As if that weren’t heady enough, in the same era the brothers made friends with the Phoenix engineer and entrepreneur Gilbert Olson, of the Superlite Block Company. As of summer 1960 Superlite advertised that their block factory just west of Central, with twelve Besser block machines working 24 hours a day, wasn’t meeting demand. So they were working four more machines in Tempe. Around that same time Olson came to Charles Schreiber with a prospect. A big one. In Hawaii.
So that’s what led Rick Schreiber, maybe 16 or 19 years old, and his Dad into the top floor of a building in Honolulu. They saw this: a long, polished conference table with a row of executives along one length, all facing a lone figure on the other side. On the other side was Henry J. Kaiser.
Kaiser was maybe 77 and his history already included building Hoover Dam, Bonneville Dam, and that whole winning-World-War-II-with-Liberty-ships thing but, in Rick’s words, still active in his global web of businesses and “still operating like a 30-year-old”, quick-minded, virile, sharp. His edge had always been determined speed. The row of executives represented Kaiser’s various interests in Kaiser Steel, Kaiser Aluminum, Kaiser Motors still producing cars in Argentina and Jeeps in the U.S., Kaiser-Permanente, his worldwide shipping operation, his own banking and financial operations, cement, engineering, broadcasting, on and on. These were all powerful men in their own right. As Rick and his Dad silently took their place at the end of the table, feeling small, Henry J. Kaiser gave Rick a display he never forgot. He worked his way through these executives, gesturing with his cigar, probing each for unspoken issues, correcting their math, playing one against the other, tactically losing his patience, behaving like an industrial titan. Eventually Kaiser’s attention turned to this… architect and his boy.
Charles Schreiber slid a 13-page architectural contract across the table and probably said the name Del Webb once or twice.
Kaiser flipped through the 13 pages, frowned. He said, “No. No, no, no. This contract can’t be that long. Get it down to one page.” He dismissed the Schreibers to a side room with a girl from the typing pool. They frantically cut their contract while Kaiser continued running the planet from the big room. When they came back Kaiser frowned again, took them aside, and said, “No.”
The one page wasn’t to Kaiser’s liking either. “I don’t agree with the fee.” Charles thought, oh hellfire, I’ve come all the way out here for nothing… Kaiser crossed it out. “I want your complete attention to this project. I’ll double your fee. Don’t screw it up.”

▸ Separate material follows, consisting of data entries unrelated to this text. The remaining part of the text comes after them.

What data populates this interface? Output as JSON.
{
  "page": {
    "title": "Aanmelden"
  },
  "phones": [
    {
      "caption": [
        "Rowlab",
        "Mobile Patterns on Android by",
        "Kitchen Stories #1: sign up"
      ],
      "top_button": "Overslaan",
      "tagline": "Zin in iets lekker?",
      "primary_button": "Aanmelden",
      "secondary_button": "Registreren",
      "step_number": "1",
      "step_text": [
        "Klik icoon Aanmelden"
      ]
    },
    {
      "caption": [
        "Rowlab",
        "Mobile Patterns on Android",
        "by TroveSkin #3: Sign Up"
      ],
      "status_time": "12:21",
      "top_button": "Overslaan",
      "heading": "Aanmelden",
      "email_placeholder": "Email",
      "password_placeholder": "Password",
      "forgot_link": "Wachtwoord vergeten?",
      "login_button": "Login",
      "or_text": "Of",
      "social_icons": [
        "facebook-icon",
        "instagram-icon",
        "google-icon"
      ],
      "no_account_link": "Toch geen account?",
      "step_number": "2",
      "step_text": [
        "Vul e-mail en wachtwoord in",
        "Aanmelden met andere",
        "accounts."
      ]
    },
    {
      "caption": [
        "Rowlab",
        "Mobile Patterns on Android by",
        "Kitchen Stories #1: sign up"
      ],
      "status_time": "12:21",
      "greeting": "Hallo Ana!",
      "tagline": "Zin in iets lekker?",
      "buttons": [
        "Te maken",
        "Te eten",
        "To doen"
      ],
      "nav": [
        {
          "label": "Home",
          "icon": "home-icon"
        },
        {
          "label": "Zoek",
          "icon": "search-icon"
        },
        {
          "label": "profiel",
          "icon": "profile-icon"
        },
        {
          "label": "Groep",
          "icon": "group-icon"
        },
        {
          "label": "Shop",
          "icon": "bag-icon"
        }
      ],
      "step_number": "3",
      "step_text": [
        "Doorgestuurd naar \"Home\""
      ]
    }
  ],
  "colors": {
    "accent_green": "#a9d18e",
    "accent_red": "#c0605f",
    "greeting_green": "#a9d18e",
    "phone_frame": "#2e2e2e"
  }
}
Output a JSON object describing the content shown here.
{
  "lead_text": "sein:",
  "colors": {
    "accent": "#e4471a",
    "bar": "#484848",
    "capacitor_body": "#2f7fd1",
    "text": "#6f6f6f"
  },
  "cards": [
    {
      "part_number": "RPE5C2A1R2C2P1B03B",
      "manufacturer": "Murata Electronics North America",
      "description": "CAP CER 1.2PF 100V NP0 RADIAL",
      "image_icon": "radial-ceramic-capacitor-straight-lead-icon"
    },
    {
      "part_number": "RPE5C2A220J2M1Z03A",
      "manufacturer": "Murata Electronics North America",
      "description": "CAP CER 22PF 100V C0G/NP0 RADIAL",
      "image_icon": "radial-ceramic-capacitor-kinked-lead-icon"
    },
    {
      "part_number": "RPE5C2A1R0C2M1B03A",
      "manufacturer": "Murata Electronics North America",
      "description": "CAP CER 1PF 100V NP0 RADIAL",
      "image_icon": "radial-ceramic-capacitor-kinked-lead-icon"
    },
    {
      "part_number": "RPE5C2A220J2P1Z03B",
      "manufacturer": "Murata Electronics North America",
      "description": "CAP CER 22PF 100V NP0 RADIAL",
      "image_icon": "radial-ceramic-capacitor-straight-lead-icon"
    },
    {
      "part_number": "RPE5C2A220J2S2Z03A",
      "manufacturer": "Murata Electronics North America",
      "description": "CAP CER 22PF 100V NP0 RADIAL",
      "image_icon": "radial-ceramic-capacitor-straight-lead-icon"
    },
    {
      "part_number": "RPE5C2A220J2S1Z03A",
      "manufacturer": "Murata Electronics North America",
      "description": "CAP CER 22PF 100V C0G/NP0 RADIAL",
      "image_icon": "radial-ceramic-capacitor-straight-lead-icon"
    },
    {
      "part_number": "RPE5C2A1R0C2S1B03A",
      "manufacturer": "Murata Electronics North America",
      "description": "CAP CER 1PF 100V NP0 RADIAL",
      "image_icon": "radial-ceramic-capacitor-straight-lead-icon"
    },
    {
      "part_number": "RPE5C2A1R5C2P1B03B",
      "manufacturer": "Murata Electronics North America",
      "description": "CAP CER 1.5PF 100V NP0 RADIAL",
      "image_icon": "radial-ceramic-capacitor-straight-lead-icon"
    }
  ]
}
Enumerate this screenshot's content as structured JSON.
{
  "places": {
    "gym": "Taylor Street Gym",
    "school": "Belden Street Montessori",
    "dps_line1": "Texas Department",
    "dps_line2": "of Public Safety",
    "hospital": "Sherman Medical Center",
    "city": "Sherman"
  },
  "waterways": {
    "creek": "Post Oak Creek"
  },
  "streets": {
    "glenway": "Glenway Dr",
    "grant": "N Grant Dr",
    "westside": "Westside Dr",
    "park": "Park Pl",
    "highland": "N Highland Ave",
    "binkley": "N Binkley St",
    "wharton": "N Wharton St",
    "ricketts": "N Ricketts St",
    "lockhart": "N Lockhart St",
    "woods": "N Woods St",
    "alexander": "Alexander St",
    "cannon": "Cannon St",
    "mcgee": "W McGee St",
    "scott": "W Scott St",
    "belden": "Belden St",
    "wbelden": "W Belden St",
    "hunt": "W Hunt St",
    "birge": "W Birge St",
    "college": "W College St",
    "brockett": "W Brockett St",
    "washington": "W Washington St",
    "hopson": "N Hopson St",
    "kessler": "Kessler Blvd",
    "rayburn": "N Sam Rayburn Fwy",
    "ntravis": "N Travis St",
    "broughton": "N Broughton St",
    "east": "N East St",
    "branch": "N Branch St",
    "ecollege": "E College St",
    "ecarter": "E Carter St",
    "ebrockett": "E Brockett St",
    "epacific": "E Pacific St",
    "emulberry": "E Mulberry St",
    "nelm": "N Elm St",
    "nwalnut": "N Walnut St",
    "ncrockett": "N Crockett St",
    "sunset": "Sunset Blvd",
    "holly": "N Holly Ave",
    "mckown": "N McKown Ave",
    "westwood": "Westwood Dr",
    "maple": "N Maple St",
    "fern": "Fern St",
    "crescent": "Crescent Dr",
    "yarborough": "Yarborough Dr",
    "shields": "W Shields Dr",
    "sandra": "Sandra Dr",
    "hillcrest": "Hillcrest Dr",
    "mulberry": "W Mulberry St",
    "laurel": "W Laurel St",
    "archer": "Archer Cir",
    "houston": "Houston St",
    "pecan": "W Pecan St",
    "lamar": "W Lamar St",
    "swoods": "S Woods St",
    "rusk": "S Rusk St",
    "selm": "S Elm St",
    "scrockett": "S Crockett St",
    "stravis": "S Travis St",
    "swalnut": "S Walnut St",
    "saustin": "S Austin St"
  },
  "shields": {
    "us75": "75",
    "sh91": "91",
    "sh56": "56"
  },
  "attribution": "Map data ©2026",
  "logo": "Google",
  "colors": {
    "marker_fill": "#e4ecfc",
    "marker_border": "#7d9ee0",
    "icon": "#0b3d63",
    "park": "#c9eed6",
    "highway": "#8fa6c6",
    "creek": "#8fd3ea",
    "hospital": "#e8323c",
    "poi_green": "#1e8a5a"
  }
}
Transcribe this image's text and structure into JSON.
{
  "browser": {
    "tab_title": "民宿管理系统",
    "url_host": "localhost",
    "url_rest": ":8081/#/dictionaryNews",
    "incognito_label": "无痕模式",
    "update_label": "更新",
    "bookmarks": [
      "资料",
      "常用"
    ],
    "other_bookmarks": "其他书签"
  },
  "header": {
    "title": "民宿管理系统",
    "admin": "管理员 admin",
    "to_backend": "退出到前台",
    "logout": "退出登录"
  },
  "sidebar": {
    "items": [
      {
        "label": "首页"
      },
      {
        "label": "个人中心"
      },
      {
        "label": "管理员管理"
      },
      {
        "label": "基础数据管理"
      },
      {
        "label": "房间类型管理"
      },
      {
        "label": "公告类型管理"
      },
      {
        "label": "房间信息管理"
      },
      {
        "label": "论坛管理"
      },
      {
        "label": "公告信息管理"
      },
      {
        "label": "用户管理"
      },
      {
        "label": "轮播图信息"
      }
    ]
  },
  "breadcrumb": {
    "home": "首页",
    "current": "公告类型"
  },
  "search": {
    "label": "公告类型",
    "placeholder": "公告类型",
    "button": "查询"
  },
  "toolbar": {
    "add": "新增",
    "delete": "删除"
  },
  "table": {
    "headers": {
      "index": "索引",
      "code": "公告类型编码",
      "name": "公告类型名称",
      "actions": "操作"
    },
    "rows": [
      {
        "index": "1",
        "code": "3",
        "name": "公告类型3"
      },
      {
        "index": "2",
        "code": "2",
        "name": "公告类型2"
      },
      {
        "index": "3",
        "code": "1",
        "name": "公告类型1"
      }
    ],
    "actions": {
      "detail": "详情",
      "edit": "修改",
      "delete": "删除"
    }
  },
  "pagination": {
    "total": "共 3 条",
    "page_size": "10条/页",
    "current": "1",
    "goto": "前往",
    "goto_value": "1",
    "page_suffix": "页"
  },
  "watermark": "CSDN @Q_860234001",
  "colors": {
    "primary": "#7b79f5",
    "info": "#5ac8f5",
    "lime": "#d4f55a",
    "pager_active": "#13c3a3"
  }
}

In a calmer moment it came out that, after years of careful maneuvering, Kaiser had wrestled away 6000 acres of land from the Bishop Estate. Land was extremely tight on Hawaii. The “Big Five” had a lock on the real estate market and they weren’t letting go. “I’m not smarter than you are,” Kaiser said, “I just know something you don’t.” Part of his master plan was the dredging of Kuapa Pond for a private marina, everybody knew that. But the simple, stunning sleight of hand was this: Kaiser was going to set up a temporary factory on site to process the dredged-up rock and stone and coral into block. Free materials, on site. No imports. No trans-Pacific shipping costs. That’s where Olson’s block-making expertise came in, and where the margin came from that made the project lucrative.
And that’s how Charles Schreiber spent two or three years under Kaiser’s wing, up before breakfast for extended tours up and down the jagged black volcanic slopes in a custom-welded elongated shocking pink jeep, driven by a silent black chauffeur, knocking out eight thousand houses everybody knows as Hawaii Kai.